    Created by Pip Clere
  • Golden Bay Local Board: local decisions by local people
    Golden Bay is defined as an 'isolated distinct community' under the Local Government Act, requiring specific political representation. This is due partly to its geographic remoteness (2 hours drive from the District Council offices), but also to its unique culture, history and social values arising from a close relationship to its pristine natural environment, diverse peoples and communities, and other socio-economic difference to the wider Tasman region. The Tasman District Council continues to make decisions over Golden Bay's local governance issues which do not reflect our community's local knowledge, customs and interests. TDC has refused to delegate powers to the GB Community Board (the community's elected representative body) as required within the spirit of the Local Government Act, and often ignore its recommendations. This lack of local democracy negatively impacts our community's ability to optimise our current and future well being. One example of the negative impacts from the lack of local democracy is TDCs decision making over a local recreational facility (a grandstand).* TDC voted to demolish the facility, ignoring the Community Board recommendation to retain the historic building highly valued by a significant section of the community. After $200,000 in legal costs and much public protest (reported in the national press) TDC rescinded their decision but continue to frustrate local community efforts to cost-efficiently maintain this building for community use. *https://www.stuff.co.nz/nelson-mail/opinion/81626242/golden-bay-grandstands-demolition-decision-shut-public-out
    93 of 100 Signatures
    Created by Working Group for a Golden Bay Local Board
  • It’s time for equal access
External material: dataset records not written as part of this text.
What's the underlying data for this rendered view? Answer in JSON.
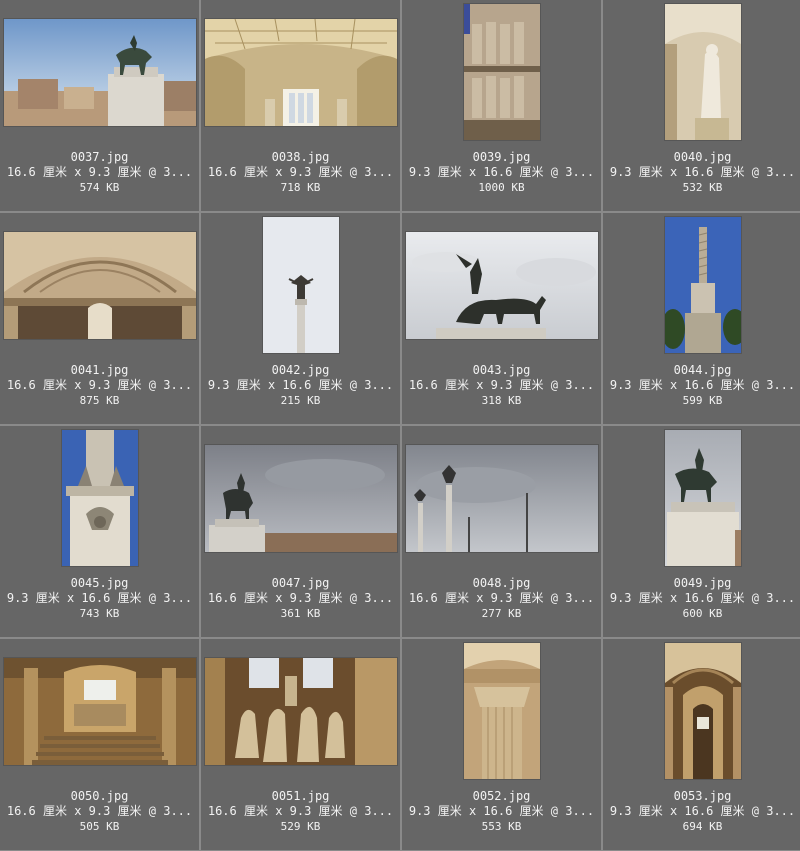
{
  "thumbnails": [
    {
      "filename": "0037.jpg",
      "dimensions": "16.6 厘米 x 9.3 厘米 @ 3...",
      "filesize": "574 KB",
      "orientation": "landscape",
      "subject": "equestrian-statue-monument"
    },
    {
      "filename": "0038.jpg",
      "dimensions": "16.6 厘米 x 9.3 厘米 @ 3...",
      "filesize": "718 KB",
      "orientation": "landscape",
      "subject": "coffered-ceiling-hall"
    },
    {
      "filename": "0039.jpg",
      "dimensions": "9.3 厘米 x 16.6 厘米 @ 3...",
      "filesize": "1000 KB",
      "orientation": "portrait",
      "subject": "cathedral-portal-statues"
    },
    {
      "filename": "0040.jpg",
      "dimensions": "9.3 厘米 x 16.6 厘米 @ 3...",
      "filesize": "532 KB",
      "orientation": "portrait",
      "subject": "marble-statue-arch"
    },
    {
      "filename": "0041.jpg",
      "dimensions": "16.6 厘米 x 9.3 厘米 @ 3...",
      "filesize": "875 KB",
      "orientation": "landscape",
      "subject": "gothic-portal-tympanum"
    },
    {
      "filename": "0042.jpg",
      "dimensions": "9.3 厘米 x 16.6 厘米 @ 3...",
      "filesize": "215 KB",
      "orientation": "portrait",
      "subject": "column-with-winged-statue"
    },
    {
      "filename": "0043.jpg",
      "dimensions": "16.6 厘米 x 9.3 厘米 @ 3...",
      "filesize": "318 KB",
      "orientation": "landscape",
      "subject": "quadriga-sculpture"
    },
    {
      "filename": "0044.jpg",
      "dimensions": "9.3 厘米 x 16.6 厘米 @ 3...",
      "filesize": "599 KB",
      "orientation": "portrait",
      "subject": "tall-column-blue-sky"
    },
    {
      "filename": "0045.jpg",
      "dimensions": "9.3 厘米 x 16.6 厘米 @ 3...",
      "filesize": "743 KB",
      "orientation": "portrait",
      "subject": "column-base-eagle-relief"
    },
    {
      "filename": "0047.jpg",
      "dimensions": "16.6 厘米 x 9.3 厘米 @ 3...",
      "filesize": "361 KB",
      "orientation": "landscape",
      "subject": "equestrian-statue-cloudy"
    },
    {
      "filename": "0048.jpg",
      "dimensions": "16.6 厘米 x 9.3 厘米 @ 3...",
      "filesize": "277 KB",
      "orientation": "landscape",
      "subject": "columns-cloudy-sky"
    },
    {
      "filename": "0049.jpg",
      "dimensions": "9.3 厘米 x 16.6 厘米 @ 3...",
      "filesize": "600 KB",
      "orientation": "portrait",
      "subject": "equestrian-statue-pedestal"
    },
    {
      "filename": "0050.jpg",
      "dimensions": "16.6 厘米 x 9.3 厘米 @ 3...",
      "filesize": "505 KB",
      "orientation": "landscape",
      "subject": "interior-staircase-hall"
    },
    {
      "filename": "0051.jpg",
      "dimensions": "16.6 厘米 x 9.3 厘米 @ 3...",
      "filesize": "529 KB",
      "orientation": "landscape",
      "subject": "horse-sculpture-interior"
    },
    {
      "filename": "0052.jpg",
      "dimensions": "9.3 厘米 x 16.6 厘米 @ 3...",
      "filesize": "553 KB",
      "orientation": "portrait",
      "subject": "corinthian-column-capital"
    },
    {
      "filename": "0053.jpg",
      "dimensions": "9.3 厘米 x 16.6 厘米 @ 3...",
      "filesize": "694 KB",
      "orientation": "portrait",
      "subject": "arched-corridor-interior"
    }
  ]
}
    One in four Kiwis have a disability and face barriers in their day-to-day lives – many of which involve difficulty accessing buildings and public spaces, public transport, education, employment, information, and services. When we encounter these barriers, it is currently up to us to fight for them to be removed, repaired, or remediated. Having to grapple with these is exhausting. One day at university, I got stuck in a lift because the Braille I needed to be able to touch on the buttons was covered by a thick sheet of plastic. While stuck there, I got thinking: how great would it be if we had a legally-binding system in New Zealand that focused on proactively ensuring our vibrant country is equally accessible to everyone, instead of relying on us as disabled individuals to prove we've been discriminated against and have to wrestle with one barrier after another? It's time to change the system. I'm 22 and I want to be able to tell my future kids that the law in Aotearoa is clear: it says that accessibility is a priority, and as such, recognises that we deserve access to the premises and services of business, education providers, construction workers and transport operators as much as every other New Zealander. We want the freedom to live our lives how we choose; we want to use our time and energy to contribute to the economy and our communities. I am part of the Access Matters campaign, a coalition of disabled people, disability organisations, and our supporters who are mobilising to challenge all political parties to be proactive about accessibility by committing to introduce mandatory and enforceable accessibility legislation and standards. Accessibility is too important to be swamped down by party politics; now is the time for consensus. We will present this letter to the leaders of all political parties as soon as the new electoral term begins asking for it to be a cross-party priority for the new parliament. I need your help to make that happen - add your name now to support equal access for everyone. Áine Kelly-Costello - disabled person, student, employee, friend
    427 of 500 Signatures
    Created by Áine Kelly-Costello Picture